Talk to your friends about that awesome(-sounding) international novel you found. Discuss authors whose work you’ve liked. Write reviews. You know, everything you’d normally do for an author whose work you’ve enjoyed. Word-of-mouth is incredibly important to any author, but perhaps even more so to international ones who may find it close to impossible to network efficiently within an English-language setting. These are authors that are frequently at the very fringes of their respective fields in this community.
Mention this project to people. Discuss it. Link to the author list (once I have one up). Make your own and share it with the world. Mention similar projects to people. Take on the Tempest Challenge or join #Diversiverse and read intersectionally (and then talk about it).
Give me book recommendations!
I’d like to make a list of all the recommendations I’ve received, so that other people can find them in a single, handy location. I’ve found it pretty hard to find international fiction and even harder to find international SFF. A list like could provide a nice resource to get people started. Right now I’m still trying to decide on the best way to make it. Ideally I’d like a way for others to add to the list as well.
Of course if you’ve reviewed international books, please do share those links too! The more books (and links to reviews) the merrier, I say!
I think that’s about it for the things anyone could join me with. Please do add more suggestions in the comments if you have any ideas! ^_^
There are a couple more things that you could do if you’re an international author or reader. In that case, you could also:
Write about your experiences with international fiction.
I’d love to hear about your experiences. If you’ve got posts written on the subject, send me a link so I can share it. Or contact me about writing a guest post if you’re so inclined. Maybe you’ve got a Storify or a vlog to link to?
Contact me about reviewing your book.
International authors/publishers: if you’d like me to review your (English-language) ebook for this project, please contact me about it! I would love to hear from you. (Yes, I only accept ebooks.)
Books I’ve received in exchange for a review will be prioritised. I will discuss the book honestly and write a separate Book Talk post for it even if I disliked it or didn’t finish it. (Yes, I am absolutely willing to accompany the book with a guest post or an interview.)
Obviously, if you can think of more things, you can do those too.
I’m excited for 2016! I have so many shinies on my TBR pile. Okay, they’re not that many yet, but they feel like a lot. And I’m itching to start reading them. They sound sooooooo gooooooood. Hopefully you’ll join me next year, if only as a lurker, and maybe you’ll discover a new favourite author or book!

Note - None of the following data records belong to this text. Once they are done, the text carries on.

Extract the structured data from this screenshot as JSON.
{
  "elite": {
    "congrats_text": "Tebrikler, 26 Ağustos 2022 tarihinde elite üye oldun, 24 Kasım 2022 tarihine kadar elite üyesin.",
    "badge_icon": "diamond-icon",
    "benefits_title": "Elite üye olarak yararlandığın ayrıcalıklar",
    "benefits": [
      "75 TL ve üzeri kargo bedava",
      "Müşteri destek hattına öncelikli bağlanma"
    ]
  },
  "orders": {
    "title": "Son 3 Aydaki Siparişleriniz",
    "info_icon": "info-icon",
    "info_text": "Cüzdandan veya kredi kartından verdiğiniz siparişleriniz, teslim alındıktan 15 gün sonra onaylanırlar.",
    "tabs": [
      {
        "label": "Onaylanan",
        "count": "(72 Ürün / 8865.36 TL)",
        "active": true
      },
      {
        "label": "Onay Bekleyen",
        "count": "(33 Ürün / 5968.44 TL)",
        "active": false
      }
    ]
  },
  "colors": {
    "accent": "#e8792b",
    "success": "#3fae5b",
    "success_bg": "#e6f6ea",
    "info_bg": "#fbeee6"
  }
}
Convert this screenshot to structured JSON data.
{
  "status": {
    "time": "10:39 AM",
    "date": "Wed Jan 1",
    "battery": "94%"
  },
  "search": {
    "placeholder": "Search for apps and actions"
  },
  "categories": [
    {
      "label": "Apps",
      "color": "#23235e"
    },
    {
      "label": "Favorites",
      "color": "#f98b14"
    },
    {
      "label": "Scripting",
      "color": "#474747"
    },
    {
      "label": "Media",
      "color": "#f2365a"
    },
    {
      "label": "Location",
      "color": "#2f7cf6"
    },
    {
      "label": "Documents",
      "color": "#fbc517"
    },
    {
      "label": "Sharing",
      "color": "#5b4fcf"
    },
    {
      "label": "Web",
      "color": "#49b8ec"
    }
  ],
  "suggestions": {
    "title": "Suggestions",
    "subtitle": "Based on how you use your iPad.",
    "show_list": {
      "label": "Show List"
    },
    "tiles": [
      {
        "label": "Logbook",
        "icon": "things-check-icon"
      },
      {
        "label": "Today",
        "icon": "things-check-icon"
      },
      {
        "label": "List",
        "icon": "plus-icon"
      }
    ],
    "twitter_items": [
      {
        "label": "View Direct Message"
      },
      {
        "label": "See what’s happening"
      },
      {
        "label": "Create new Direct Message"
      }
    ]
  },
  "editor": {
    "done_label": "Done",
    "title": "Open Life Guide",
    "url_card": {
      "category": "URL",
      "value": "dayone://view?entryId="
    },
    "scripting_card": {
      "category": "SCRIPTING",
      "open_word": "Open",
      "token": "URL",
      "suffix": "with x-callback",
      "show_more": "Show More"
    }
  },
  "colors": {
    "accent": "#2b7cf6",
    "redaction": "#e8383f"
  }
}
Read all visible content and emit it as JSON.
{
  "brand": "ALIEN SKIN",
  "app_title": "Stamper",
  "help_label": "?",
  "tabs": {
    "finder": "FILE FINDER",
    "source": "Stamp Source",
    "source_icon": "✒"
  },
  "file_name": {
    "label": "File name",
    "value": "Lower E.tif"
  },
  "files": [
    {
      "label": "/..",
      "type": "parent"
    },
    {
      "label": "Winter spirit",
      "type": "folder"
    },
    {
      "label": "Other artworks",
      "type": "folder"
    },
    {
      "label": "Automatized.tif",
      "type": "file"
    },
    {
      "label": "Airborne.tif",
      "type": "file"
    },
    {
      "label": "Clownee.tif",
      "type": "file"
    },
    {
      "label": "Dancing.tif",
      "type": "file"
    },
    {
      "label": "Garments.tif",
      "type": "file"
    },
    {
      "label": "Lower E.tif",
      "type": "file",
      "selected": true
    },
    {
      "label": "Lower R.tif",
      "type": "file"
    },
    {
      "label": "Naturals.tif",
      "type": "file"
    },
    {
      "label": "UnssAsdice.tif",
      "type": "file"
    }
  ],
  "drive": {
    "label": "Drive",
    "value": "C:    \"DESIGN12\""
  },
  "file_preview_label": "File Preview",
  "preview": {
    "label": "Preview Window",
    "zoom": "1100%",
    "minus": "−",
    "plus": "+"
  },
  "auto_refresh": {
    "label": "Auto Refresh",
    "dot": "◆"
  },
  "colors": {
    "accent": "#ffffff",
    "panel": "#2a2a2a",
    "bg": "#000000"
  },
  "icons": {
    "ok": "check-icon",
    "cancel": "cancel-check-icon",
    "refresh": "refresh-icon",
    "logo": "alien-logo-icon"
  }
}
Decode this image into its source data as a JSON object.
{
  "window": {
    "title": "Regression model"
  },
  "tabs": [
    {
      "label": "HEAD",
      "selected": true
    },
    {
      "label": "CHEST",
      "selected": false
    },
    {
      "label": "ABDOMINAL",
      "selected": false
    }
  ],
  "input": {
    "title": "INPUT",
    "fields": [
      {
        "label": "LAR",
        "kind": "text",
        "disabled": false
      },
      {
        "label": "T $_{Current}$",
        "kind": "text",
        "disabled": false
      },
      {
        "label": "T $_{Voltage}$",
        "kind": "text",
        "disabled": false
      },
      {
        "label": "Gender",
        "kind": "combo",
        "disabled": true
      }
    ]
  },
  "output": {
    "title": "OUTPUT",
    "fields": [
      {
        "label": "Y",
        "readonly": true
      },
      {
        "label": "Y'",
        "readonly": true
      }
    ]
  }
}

Having just tackled my favourite fantasy book, it’s probably going to be fun to tackle my second-most read genre as well: science fiction. Whoo! As I mentioned in an earlier post, I don’t really read a lot of science fiction, so this is going to be fun.